The Washington PostDemocracy Dies in Darkness

Why I am on strike in West Virginia

We know we'll never get rich as teachers. But after 29 years of teaching, I'm still living paycheck to paycheck.

Thousands of West Virginia teachers attend a rally on Feb. 26 in Charleston. (John Raby/AP)

The West Virginia teacher strike of 1990 took place during my first year of teaching. Now, in my 29th year of teaching high school mathematics, I’m on strike, again.

The average teacher’s salary in West Virginia is around $45,000, among the very worst in the nation; our last raise was $1,000 four years ago. It’s not uncommon for teachers in our state to work a second job. I have a master’s degree and nearly three decades of experience, and I make $49,950. My two sons and I live paycheck to paycheck, and I work admissions for sporting events for additional income. I actually make less now than I did in 2012 because of increases in premiums for our public employee insurance.
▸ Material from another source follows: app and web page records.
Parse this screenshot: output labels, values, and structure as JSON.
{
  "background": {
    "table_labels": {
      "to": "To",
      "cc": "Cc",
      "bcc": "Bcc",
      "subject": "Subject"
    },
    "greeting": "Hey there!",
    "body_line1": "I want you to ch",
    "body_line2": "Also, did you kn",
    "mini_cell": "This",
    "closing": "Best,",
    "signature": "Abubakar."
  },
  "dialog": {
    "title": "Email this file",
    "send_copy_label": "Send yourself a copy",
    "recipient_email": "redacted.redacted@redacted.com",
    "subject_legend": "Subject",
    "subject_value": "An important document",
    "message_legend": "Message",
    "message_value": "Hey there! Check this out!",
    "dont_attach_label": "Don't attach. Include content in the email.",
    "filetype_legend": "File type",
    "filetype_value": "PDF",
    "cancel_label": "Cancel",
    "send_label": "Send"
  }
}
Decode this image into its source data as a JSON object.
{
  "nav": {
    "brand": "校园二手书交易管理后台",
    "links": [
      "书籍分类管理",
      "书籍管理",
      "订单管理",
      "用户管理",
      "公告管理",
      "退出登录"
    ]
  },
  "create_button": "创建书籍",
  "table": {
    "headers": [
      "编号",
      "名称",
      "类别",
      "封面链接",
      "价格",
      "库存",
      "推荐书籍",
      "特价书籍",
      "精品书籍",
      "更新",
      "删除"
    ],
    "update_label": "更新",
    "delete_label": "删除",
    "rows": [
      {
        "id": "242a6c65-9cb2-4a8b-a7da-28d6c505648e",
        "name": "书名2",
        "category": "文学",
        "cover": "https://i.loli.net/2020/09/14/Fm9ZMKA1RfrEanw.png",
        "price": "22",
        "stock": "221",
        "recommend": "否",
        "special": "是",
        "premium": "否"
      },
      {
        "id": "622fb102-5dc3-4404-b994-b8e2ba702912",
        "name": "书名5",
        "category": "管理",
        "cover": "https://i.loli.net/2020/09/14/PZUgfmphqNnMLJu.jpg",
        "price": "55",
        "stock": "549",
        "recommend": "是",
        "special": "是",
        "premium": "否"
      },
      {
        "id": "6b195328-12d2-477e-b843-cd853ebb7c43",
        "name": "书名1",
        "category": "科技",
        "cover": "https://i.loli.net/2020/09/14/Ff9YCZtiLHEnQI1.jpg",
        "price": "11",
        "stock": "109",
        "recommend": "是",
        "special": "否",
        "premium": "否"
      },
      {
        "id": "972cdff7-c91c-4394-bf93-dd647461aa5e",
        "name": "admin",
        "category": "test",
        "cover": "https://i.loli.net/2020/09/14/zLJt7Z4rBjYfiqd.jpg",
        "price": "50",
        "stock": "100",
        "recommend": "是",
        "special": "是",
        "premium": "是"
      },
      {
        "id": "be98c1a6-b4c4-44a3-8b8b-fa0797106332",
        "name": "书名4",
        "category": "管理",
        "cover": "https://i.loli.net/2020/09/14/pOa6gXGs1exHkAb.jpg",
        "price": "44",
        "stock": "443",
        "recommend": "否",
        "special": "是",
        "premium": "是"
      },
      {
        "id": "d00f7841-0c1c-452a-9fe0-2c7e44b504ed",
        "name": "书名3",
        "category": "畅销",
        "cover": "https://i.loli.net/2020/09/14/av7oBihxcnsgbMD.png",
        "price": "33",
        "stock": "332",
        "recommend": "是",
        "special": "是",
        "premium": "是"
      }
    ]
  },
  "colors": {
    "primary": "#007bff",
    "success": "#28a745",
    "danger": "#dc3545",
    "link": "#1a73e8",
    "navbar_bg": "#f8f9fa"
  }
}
Like all educators, I didn’t go into education for the money. It’s a sentiment I’ve had thrown back in my face during the strike. But it’s true. We teach because we love watching our students learn and knowing that we are giving them the chance to someday be whatever they want.

I generally start my day an hour before my first class, arriving before 7 a.m., and stay after school to prepare for the next day or help my students. I’m a hands-on teacher; you rarely find me sitting at a desk. I offer my students retakes on every grade that they complete in my class, because math builds on itself. They complete these retakes during homeroom but also during my lunch break and after school.

Some of my students have very little, and an education is their chance to get out. Sadly, by “get out” I mean out of our state. My mother, a West Virginia teacher herself, told me to leave in 1989. I did not heed her advice. I started out in Jefferson County, intending to leave, but before I knew it, I was coaching, working extracurricular positions and building a family. I moved back to Harrison County within eight years to draw on family support. Without the support of my parents, I couldn’t provide my boys their home. This is a difficult statement for a 52-year-old mother to make.

I never dreamed that I would have to stand up almost 30 years later to Gov. Jim Justice and the Republican-led West Virginia legislature. Our state ranked 49th in teacher pay in 1990, and here we are again, still at the bottom. Teachers are not standing for it. The masses filling Charleston to protest are far beyond anything the state capital has ever seen. The language used by the governor and the leadership in the legislature toward teachers has done nothing but fuel the fire. It’s time to address a true cost of living increase on a regular basis to keep good teachers from moving to border states. Someone in the state government needs to be the hero for education and realize that a great education system is the backbone of a great state. The state’s current proposal would cap raises at $808 next year and $404 for two years after that, which doesn’t come close to lifting our salaries to the point where many of us wouldn’t need a second job.

This is not an easy fight. A month ago, when I could see the strike coming, I told my older son, a senior at West Virginia University, to tighten his spending. We are in it for the long haul, and we could easily get to the point where we go without pay. Luxuries like having a personal phone, Internet and television would be the first things to go. At home, we’re eating grilled cheese sandwiches and soup in preparation, because we don’t know what’s going to happen.

There are many moments in teaching that pay us in a different way: when a student has an “aha!” moment, when a kid thinks he can’t do math and then he realizes he can. I’ll never quit this job because of moments like these. But it’s not always easy, and public school employees must be able to provide for our families, too. People criticizing us need to walk in our shoes. They need to drive a bus with 40 kids to school. They need to sit in the office, answer the phones and hear all the things we’re dealing with. They need to stand in the nurse’s office and see all the kids we take care of. Stand in our shoes, and you’ll understand.